As an artist who works with found materials, I have been making collections of 108 objects as homage to that number, sacred across cultures and eons. I began the project long before the pandemic, but as the health crisis unfolded globally it became more urgent to finish the collection and present it. As 108 references a circular prayer necklace, this sculpture is also circular. It is also endless, in that the roadway the ambulances drive on is also a Möbius strip.
My project is an inspirational sculpture that references history, religion, collection, and devotion through the sacred number 108. It is a collection of that number of toy ambulances, sourced from all over the world, that drive forever on a substantial steel Möbius strip that hangs in mid-air. I formed the steel strip by hand, in a small studio, and welded the parts together to form a seamless whole.
I learned stamina and follow-through on this project. It's incredibly hard to make a solid steel flat bar curve gracefully around and meet itself after making a turn in midair. I needed to lay a temporary protective floor in my studio and used my handmade benders to form the steel for the strip. It took many weeks to make, and each work day ended in exhaustion and frustration as I pushed myself to the limits. After many days of this, I was rewarded when the two ends of the steel finally approached each other. Practiced alongside this was the patience to gradually accumulate the requisite number of ambulances, about a three-year project.
I hope that the sculpture inspires further understanding of the number 108 in its many manifestations, as well as evokes pure wonder at the sheer physicality of the piece, how was it made? How does it hang? How heavy is it? Are there really 108 ambulances on it? Look, dad, I have that one!

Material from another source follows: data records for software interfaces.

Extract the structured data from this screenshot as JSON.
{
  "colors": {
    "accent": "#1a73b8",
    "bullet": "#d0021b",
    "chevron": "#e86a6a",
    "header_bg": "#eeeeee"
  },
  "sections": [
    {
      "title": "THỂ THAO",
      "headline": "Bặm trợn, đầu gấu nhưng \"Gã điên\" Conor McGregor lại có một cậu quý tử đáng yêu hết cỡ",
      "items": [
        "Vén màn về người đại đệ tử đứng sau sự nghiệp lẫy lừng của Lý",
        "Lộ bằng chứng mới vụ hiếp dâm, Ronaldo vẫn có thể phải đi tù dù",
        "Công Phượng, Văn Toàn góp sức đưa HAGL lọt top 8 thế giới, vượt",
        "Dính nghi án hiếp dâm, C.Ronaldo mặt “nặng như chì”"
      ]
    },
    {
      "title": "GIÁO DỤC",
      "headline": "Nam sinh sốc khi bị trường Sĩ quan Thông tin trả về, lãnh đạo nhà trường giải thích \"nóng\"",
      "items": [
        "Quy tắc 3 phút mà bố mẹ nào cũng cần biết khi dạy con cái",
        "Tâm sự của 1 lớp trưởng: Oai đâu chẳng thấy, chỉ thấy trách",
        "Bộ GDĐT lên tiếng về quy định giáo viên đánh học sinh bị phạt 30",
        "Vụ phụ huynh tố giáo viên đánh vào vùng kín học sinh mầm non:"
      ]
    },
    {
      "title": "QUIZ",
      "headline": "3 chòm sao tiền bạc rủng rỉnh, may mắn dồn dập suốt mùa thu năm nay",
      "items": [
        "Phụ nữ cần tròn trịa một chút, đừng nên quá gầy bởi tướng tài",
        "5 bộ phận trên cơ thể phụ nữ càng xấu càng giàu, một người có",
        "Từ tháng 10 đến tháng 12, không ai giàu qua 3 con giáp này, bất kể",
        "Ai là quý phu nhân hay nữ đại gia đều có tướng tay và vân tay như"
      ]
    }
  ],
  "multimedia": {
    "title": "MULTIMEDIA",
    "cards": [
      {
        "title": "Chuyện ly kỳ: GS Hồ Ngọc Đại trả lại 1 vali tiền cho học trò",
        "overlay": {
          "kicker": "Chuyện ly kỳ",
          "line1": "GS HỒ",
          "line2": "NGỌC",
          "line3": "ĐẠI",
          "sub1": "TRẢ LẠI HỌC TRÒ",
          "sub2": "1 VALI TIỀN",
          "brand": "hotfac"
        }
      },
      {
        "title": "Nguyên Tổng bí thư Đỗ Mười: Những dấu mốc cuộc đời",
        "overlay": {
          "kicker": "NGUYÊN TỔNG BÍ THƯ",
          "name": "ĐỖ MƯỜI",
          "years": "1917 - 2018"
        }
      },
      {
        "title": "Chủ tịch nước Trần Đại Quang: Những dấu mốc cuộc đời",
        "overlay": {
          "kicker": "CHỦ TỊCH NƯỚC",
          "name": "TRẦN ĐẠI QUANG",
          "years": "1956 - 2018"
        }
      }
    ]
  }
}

As the video explains, it is a sacred number across cultures, and I would expect the piece to act as an ambassador for understanding about a number of important mystical traditions from Europe to Asia at a time of increased need for cross-cultural acceptance.